▸ **What is required**
Return every line from the records below that has the word "Interfaccia".
** Record extracts follows **
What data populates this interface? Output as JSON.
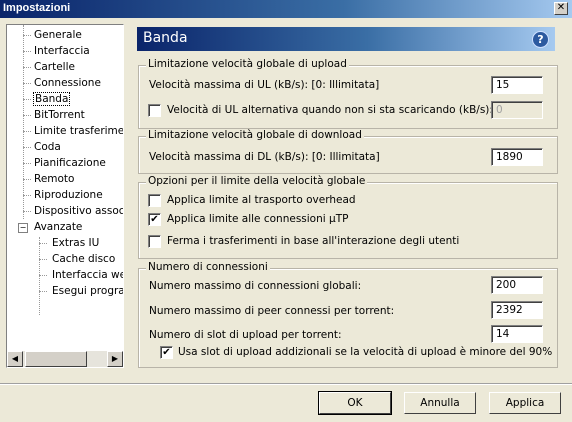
{
  "window": {
    "title": "Impostazioni",
    "close_glyph": "✕"
  },
  "tree": {
    "items": [
      {
        "label": "Generale"
      },
      {
        "label": "Interfaccia"
      },
      {
        "label": "Cartelle"
      },
      {
        "label": "Connessione"
      },
      {
        "label": "Banda"
      },
      {
        "label": "BitTorrent"
      },
      {
        "label": "Limite trasferimenti"
      },
      {
        "label": "Coda"
      },
      {
        "label": "Pianificazione"
      },
      {
        "label": "Remoto"
      },
      {
        "label": "Riproduzione"
      },
      {
        "label": "Dispositivo associato"
      },
      {
        "label": "Avanzate"
      },
      {
        "label": "Extras IU"
      },
      {
        "label": "Cache disco"
      },
      {
        "label": "Interfaccia web"
      },
      {
        "label": "Esegui programma"
      }
    ],
    "expander_glyph": "−",
    "scroll_left": "◀",
    "scroll_right": "▶"
  },
  "header": {
    "title": "Banda",
    "help": "?"
  },
  "upload": {
    "legend": "Limitazione velocità globale di upload",
    "max_label": "Velocità massima di UL (kB/s): [0: Illimitata]",
    "max_value": "15",
    "alt_label": "Velocità di UL alternativa quando non si sta scaricando (kB/s):",
    "alt_checked": false,
    "alt_value": "0"
  },
  "download": {
    "legend": "Limitazione velocità globale di download",
    "max_label": "Velocità massima di DL (kB/s): [0: Illimitata]",
    "max_value": "1890"
  },
  "options": {
    "legend": "Opzioni per il limite della velocità globale",
    "items": [
      {
        "label": "Applica limite al trasporto overhead",
        "checked": false
      },
      {
        "label": "Applica limite alle connessioni µTP",
        "checked": true
      },
      {
        "label": "Ferma i trasferimenti in base all'interazione degli utenti",
        "checked": false
      }
    ]
  },
  "connections": {
    "legend": "Numero di connessioni",
    "global_label": "Numero massimo di connessioni globali:",
    "global_value": "200",
    "peer_label": "Numero massimo di peer connessi per torrent:",
    "peer_value": "2392",
    "slots_label": "Numero di slot di upload per torrent:",
    "slots_value": "14",
    "extra_label": "Usa slot di upload addizionali se la velocità di upload è minore del 90%",
    "extra_checked": true
  },
  "buttons": {
    "ok": "OK",
    "cancel": "Annulla",
    "apply": "Applica"
  },
  "check_glyph": "✔"
}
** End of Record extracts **
▸ **Response to this exercise**
        "label": "Interfaccia"
        "label": "Interfaccia web"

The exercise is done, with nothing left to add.